= DESCRIPTION OF THE TASK =
Find every line below where the string "Name" shows up, and copy those lines.

################

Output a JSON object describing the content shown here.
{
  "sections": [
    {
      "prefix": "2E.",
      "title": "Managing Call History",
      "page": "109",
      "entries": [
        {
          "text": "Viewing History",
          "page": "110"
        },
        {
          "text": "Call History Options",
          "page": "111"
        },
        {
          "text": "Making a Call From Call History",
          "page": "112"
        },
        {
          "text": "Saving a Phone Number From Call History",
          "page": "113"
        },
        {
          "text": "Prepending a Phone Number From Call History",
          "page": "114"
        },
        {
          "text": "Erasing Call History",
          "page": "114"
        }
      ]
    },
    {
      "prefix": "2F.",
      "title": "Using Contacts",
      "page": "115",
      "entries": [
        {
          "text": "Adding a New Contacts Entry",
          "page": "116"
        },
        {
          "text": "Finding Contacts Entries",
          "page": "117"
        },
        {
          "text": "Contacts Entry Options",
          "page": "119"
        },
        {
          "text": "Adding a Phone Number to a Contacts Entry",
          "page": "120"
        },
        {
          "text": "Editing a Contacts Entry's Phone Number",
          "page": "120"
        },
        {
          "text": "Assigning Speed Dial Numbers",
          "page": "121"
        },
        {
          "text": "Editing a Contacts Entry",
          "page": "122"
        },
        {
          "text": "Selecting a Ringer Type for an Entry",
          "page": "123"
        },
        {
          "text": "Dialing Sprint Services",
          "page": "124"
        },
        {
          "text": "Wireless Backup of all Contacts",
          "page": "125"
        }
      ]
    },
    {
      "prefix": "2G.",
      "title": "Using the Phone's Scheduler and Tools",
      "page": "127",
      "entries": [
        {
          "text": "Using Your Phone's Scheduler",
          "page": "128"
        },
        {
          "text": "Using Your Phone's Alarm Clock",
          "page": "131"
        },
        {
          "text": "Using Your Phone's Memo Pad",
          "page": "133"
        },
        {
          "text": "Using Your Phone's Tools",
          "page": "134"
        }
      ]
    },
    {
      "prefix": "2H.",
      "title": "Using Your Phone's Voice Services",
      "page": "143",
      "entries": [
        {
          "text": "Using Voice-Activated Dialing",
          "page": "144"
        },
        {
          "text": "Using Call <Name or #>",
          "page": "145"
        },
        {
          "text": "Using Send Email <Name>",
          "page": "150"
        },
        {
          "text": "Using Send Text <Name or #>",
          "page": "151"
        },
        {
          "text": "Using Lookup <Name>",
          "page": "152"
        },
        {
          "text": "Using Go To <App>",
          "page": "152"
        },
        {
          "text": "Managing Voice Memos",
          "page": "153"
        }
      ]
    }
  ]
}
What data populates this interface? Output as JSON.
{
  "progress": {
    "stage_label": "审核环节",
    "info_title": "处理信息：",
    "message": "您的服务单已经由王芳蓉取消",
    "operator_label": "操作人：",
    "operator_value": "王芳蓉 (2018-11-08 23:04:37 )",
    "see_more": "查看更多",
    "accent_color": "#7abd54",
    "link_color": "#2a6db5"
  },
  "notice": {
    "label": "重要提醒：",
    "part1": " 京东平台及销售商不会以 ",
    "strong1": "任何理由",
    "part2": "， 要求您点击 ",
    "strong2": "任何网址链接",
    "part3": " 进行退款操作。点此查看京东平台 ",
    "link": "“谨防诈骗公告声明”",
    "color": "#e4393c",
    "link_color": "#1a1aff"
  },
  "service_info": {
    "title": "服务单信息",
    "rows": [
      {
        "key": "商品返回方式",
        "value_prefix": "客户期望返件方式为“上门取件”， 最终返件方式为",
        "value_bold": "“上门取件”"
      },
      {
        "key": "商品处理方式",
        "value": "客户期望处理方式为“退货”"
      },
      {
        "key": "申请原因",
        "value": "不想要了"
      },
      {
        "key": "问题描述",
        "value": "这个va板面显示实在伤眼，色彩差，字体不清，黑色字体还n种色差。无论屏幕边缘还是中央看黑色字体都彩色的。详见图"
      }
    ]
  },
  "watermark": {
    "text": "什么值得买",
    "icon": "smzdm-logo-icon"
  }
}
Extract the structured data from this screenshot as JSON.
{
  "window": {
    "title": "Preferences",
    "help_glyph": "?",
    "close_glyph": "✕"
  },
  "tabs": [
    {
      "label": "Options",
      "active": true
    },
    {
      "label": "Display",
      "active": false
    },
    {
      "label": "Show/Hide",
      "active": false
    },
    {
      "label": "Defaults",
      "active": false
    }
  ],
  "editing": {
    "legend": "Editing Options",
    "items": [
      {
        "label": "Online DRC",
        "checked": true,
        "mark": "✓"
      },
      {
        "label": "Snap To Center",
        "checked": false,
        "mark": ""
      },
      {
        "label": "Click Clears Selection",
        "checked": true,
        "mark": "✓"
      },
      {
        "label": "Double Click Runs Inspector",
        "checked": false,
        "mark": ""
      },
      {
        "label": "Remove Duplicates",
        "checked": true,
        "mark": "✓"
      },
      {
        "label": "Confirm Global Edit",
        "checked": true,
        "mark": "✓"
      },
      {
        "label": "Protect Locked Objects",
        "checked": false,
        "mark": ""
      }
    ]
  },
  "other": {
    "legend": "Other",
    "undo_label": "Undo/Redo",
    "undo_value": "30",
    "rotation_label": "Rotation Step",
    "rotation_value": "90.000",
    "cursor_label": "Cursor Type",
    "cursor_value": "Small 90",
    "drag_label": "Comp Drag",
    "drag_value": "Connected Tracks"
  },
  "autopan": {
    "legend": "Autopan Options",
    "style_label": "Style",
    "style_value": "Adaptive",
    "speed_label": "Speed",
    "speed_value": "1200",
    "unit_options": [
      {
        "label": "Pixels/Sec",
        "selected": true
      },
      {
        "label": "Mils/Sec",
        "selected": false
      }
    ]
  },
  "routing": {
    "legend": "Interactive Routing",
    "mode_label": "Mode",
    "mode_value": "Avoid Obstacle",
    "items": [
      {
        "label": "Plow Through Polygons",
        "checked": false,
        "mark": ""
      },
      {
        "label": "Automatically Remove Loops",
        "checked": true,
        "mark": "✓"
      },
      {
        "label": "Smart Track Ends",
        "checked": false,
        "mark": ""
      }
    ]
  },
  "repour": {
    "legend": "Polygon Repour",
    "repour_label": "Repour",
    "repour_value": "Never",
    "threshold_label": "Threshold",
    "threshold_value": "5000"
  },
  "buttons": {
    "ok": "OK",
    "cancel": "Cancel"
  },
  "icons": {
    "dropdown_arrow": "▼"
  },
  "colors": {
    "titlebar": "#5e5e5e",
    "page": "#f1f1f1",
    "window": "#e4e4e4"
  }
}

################

= WRITTEN SOLUTION =
          "text": "Using Call <Name or #>",
          "text": "Using Send Email <Name>",
          "text": "Using Send Text <Name or #>",
          "text": "Using Lookup <Name>",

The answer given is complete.